The ordinance approved by the city council will allow construction of ADUs in five pilot zones in Chicago. It lifts some of the restrictions that have made existing units difficult to replace or reuse, and it eases requirements for off-street parking that have often made it difficult to accommodate ADUs. It also provides for the establishment of grants to help homeowners bring illegal units up to code, and funding from the city’s Low-Income Housing Trust Fund to help moderate-income homeowners fund new ADUs.

ULI Chicago’s involvement in ADUs helped greatly to broaden the city’s approach to the issue, said Bryan Esenberg, deputy commissioner of housing development at Chicago’s Department of Housing. “Initially, we [city officials] were looking at ADUs within the context of a minor zoning change to legalize and permit repair of existing coach houses,” he said. “Then ULI brought together real estate professionals, academics, and housing and community advocates to really understand and explore all the policy implications and challenges that go along with this [allowing creation of ADUs as a housing option]. What we first thought was just a nice parallel to ULI’s work turned into a great opportunity for us to dig in deeper with a larger group of people to address the issue in a much broader way.”

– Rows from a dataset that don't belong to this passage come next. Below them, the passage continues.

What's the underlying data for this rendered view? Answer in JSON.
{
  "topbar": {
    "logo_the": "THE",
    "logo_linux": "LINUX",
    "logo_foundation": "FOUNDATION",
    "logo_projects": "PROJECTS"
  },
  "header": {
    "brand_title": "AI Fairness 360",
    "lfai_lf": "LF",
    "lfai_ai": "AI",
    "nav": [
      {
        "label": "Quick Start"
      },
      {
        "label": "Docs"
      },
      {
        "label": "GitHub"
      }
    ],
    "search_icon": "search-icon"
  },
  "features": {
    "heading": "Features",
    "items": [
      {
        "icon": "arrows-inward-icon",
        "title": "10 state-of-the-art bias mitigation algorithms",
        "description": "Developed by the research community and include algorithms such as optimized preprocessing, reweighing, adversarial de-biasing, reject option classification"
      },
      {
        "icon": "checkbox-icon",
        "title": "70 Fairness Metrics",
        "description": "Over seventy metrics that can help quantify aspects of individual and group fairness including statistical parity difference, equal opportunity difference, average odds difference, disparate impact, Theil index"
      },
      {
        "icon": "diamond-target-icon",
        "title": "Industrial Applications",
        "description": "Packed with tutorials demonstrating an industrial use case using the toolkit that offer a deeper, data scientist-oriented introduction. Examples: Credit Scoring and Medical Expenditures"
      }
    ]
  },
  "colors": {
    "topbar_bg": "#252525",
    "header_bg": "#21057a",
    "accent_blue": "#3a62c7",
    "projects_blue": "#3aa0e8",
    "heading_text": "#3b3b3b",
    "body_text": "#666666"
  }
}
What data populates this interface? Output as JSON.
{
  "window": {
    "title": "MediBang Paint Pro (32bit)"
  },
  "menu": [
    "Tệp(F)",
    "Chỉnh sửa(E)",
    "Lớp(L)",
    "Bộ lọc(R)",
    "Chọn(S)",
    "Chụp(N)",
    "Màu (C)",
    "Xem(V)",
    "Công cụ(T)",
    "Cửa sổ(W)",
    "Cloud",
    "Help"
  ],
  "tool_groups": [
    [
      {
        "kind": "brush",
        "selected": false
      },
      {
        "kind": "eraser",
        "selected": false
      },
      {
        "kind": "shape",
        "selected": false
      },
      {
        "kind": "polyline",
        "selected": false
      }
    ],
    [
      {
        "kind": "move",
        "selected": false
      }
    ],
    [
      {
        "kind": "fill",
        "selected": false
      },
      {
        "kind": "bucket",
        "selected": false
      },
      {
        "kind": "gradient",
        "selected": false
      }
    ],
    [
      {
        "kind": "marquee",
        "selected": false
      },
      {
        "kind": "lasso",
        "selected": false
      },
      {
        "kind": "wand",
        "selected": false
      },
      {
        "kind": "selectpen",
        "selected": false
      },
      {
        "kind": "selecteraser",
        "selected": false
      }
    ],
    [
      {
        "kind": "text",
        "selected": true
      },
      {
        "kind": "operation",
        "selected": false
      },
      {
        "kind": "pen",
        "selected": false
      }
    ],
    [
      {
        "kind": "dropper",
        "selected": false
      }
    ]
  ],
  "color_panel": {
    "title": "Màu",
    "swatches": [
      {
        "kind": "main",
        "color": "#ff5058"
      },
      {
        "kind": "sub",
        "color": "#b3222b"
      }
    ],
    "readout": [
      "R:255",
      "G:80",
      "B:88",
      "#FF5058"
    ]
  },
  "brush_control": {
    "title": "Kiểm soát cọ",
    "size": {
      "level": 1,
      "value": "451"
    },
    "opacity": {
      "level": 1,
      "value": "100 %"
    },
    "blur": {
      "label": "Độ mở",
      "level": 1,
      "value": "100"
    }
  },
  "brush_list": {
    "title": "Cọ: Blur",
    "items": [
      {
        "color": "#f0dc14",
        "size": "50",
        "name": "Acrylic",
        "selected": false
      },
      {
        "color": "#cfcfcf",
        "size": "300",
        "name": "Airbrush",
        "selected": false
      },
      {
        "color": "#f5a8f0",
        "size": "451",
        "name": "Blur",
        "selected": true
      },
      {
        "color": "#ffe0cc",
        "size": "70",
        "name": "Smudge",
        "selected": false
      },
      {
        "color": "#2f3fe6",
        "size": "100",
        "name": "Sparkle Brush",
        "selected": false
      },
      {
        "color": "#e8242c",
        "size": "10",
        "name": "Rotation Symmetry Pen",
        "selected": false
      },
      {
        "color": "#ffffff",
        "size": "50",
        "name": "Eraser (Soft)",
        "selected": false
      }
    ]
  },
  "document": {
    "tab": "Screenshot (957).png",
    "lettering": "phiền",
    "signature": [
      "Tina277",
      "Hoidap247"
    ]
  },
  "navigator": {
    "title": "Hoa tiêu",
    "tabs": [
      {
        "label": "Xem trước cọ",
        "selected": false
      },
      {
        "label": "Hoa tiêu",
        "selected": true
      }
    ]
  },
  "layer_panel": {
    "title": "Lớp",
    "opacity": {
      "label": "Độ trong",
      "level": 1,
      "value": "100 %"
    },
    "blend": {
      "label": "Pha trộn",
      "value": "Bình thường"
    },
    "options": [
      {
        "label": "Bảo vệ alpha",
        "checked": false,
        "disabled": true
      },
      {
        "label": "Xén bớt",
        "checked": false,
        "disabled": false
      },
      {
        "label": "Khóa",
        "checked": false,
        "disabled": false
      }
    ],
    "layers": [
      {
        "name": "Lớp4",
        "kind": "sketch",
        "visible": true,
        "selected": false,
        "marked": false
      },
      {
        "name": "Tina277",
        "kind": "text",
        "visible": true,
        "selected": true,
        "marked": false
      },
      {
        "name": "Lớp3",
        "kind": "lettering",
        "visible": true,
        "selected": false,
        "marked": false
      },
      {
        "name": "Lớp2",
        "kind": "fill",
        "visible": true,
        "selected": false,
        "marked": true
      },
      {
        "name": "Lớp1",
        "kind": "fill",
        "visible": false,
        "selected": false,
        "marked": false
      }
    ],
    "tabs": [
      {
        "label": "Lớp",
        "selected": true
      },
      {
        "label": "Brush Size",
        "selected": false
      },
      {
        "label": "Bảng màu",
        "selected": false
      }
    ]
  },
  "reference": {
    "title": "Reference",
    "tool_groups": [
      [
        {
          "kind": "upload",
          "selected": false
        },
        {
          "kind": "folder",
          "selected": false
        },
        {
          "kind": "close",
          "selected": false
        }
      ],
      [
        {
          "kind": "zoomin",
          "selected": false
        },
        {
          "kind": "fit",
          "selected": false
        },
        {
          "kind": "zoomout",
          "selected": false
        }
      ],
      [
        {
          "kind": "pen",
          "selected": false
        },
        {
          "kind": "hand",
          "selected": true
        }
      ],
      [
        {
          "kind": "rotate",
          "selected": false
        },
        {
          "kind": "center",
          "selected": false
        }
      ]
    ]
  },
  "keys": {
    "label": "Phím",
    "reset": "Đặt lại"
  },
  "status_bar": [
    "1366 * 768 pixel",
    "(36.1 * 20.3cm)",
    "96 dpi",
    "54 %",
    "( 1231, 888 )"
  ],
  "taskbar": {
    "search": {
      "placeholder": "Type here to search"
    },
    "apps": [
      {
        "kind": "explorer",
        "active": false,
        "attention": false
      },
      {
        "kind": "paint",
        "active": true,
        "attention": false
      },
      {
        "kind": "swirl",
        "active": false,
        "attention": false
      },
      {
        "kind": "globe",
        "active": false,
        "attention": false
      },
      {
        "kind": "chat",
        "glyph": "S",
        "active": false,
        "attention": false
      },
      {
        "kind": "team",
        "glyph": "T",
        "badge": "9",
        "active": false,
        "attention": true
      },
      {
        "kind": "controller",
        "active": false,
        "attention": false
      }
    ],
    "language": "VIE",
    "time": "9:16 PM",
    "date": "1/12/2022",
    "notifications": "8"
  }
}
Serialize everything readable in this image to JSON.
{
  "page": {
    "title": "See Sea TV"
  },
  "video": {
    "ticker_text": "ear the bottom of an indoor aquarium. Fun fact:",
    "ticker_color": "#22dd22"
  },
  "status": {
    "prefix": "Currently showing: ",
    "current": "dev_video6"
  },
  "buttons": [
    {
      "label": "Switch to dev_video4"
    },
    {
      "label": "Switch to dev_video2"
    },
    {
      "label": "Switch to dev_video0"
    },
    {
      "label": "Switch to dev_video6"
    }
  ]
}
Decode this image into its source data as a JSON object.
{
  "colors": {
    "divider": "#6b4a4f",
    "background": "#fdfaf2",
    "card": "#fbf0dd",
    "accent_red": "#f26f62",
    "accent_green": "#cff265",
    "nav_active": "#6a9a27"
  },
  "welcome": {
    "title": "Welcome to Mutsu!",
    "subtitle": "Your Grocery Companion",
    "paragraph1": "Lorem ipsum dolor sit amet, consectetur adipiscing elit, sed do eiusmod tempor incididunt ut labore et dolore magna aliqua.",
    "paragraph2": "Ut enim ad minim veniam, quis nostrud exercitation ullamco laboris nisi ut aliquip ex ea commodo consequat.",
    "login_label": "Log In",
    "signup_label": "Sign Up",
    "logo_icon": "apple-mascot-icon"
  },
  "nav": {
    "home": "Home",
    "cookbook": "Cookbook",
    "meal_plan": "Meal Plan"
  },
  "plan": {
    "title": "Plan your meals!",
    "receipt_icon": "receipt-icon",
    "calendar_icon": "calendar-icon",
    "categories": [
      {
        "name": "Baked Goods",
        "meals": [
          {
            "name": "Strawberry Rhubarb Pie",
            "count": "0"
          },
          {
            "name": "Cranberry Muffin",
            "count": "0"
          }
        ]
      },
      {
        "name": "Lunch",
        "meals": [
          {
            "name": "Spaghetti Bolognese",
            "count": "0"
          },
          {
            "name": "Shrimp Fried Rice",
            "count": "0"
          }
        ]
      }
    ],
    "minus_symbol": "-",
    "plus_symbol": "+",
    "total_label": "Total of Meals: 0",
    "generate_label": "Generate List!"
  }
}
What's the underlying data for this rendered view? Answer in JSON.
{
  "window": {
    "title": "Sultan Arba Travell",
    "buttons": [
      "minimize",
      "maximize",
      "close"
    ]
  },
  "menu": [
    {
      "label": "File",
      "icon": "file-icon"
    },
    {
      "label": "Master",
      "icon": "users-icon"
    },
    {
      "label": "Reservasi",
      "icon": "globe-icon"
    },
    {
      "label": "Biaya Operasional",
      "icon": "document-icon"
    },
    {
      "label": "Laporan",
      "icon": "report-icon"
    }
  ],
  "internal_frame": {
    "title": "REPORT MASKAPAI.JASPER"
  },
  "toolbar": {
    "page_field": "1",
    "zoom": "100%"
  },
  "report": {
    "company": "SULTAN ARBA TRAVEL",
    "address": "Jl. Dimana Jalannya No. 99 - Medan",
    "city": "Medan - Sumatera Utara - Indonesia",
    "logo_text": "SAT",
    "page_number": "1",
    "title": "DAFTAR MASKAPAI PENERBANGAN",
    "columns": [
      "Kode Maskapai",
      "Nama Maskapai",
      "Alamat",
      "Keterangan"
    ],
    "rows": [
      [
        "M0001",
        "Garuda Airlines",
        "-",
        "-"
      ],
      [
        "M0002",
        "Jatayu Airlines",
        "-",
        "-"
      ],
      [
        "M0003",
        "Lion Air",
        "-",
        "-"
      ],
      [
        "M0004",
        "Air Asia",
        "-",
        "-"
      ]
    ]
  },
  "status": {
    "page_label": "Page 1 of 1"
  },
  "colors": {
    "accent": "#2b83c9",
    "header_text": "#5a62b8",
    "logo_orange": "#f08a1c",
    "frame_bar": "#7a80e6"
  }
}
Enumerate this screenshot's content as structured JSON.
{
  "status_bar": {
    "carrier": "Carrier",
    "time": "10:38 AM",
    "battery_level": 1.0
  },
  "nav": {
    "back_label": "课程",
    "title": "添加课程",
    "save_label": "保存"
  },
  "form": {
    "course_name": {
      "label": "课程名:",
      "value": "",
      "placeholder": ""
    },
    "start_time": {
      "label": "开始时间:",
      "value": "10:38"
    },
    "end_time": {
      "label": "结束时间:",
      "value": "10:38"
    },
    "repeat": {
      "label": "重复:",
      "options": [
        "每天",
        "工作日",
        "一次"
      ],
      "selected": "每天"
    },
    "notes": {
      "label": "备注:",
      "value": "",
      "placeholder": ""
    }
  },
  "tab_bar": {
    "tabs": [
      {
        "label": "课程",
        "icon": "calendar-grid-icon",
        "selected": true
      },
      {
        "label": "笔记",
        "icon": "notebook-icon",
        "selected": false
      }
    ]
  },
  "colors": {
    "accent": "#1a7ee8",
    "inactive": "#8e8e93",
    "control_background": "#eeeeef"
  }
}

“We have seen a lot of interest [in ADUs], particularly in communities that recognize the units as a type of housing that already exists,” said Daniel Hertz, policy director for the city’s Department of Housing. “In many cases, people have family and friends who already live in basement units or coach houses, and the fact that these units have not been considered legal reflects an outdated idea about what housing in our neighborhoods ought to be. This [ordinance change] is a way to recognize the ways people are currently living and put some resources into making that better.”

Task force co-chairs Berlinghof and Ekerdt are hopeful that the new zoning ordinance change will ultimately lead to greater ADU availability throughout the Chicago metropolitan region and serve as a model for other metro areas throughout the nation. “This [ADUs as a housing solution] is where our cities need to go in terms of prioritizing housing,” Ekerdt said.